These scenarios are summarized in the following table, where N is the total number of observations, G is the number of groups, V is the average number of distinct outcomes within groups, and the data are assumed to be in arbitrary order.

Memory Scenario Distributions Statistics Example
N Small dataset Yes General Arbitrary stats on MovieLens
V*G Small distributions Yes General Median rating by movie for Netflix
G Small # groups No Combinable Mean rating by movie for Netflix
V Small # outcomes No No Mean movie popularity by user for Netflix
1 Large # both No No Mean video popularity for YouTube

As we’ll see in the next lecture, the set of computable statistics improves substantially for pre-grouped input data, where all observations for a given group appear sequentially. As a result we’ll shift our attention to MapReduce, a system designed to efficiently solve the group-by problem for large-scale data.


  • The course GitHub page has code to download the MovieLens dataset and R scripts for the user eccentricity analysis, as well as code for simple streaming analysis of the Netflix data.
  • Here are a few R tutorials and shell tutorials if you’re new to these tools.
  • Linux and Mac OS X users should have pre-installed GNU tools including sed, awk, grep, cut, and uniq. Windows users can download Cygwin or MinGW to install these tools.
  • See these notes on streaming variance algorithms for an glimpse at some more interesting combinable statistics.

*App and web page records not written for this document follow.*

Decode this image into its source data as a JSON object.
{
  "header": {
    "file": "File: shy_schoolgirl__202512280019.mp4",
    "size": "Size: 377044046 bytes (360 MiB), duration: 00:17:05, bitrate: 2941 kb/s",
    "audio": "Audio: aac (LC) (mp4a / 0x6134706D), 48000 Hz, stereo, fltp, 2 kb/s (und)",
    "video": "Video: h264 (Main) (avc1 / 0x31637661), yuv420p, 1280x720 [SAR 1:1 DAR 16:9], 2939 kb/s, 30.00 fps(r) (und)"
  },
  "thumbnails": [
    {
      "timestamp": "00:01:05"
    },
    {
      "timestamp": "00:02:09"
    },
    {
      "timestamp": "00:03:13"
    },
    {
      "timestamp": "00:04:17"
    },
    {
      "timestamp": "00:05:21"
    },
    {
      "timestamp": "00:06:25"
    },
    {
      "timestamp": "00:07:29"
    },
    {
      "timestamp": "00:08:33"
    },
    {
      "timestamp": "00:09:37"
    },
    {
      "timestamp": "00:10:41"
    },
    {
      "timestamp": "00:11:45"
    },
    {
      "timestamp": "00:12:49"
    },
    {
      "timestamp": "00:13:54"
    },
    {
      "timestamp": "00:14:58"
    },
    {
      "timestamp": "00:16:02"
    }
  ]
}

Lecture 1: Case Studies in Computational Social Science

This week’s lecture provided a high-level introduction to computational social science, an emerging field at the intersection of social science, statistics, and computer science that aims to use large-scale, individual-level data on who people are (demographics), what they do (behavioral & temporal data), and who they know (networks) to further our understanding of human behavior. In contrast to traditional approaches to social science (e.g., surveys, aggregate data analysis, and lab experiments), the large-scale nature of these data present unique computational and methodological challenges that will be discussed throughout the course.

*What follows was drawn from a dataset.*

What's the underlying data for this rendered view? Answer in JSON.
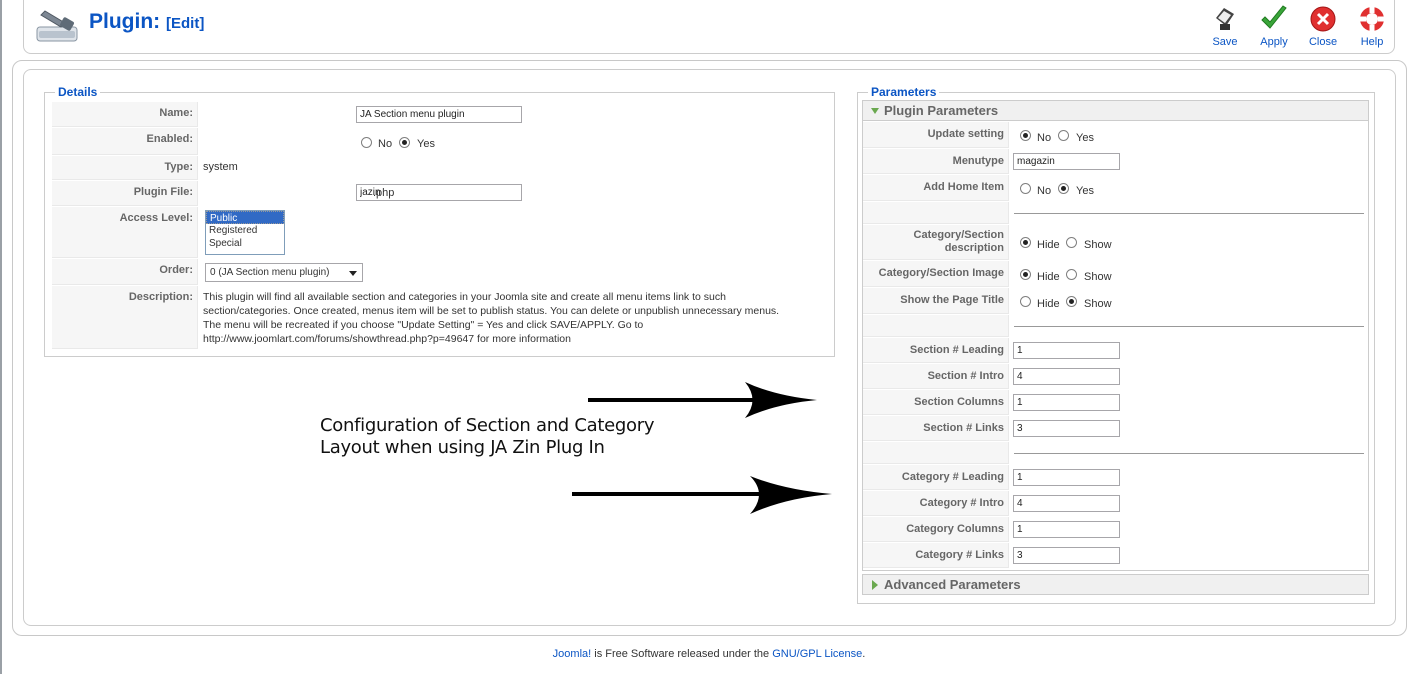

We discussed a basic research loop, with three broad but important steps:

  1. Formulate the question.
  2. Find/collect data.
  3. Address methodological challenges.

While it may be tempting to think of this as a simple, linear process, in practice we often find ourselves iterating through the loop several times to address various complications that arise. For instance, we may need to refine the motivating question given methodological challenges or limitations of the available data, or develop novel methods to deal with computational issues.

We then discussed several different questions from a variety of domains:

  • Marketing: The long tail of consumption. What is the impact of inventory size on customer satisfication? How does interest in niche content vary across individuals?

  • Political science: The convention bounce. Do people actually switch which candidate they support? Are there overall population-level shifts in candidate support?

  • Demography: The digital divide. Does Internet access/usage affect health, education, and employment outcomes? How do Internet usage patterns vary across subpopulations?

  • Economics: Auction design. How do you optimally set auction parameters (e.g., reserve prices, “buy it now”, etc.)?

  • Communication theory: Information diffusion. How do ideas and products spread through society? What is the empirical structure of diffusion cascades?

The technical details of investigating these questions will be the subject of subsequent lectures, but curious readers can find more information in the following papers.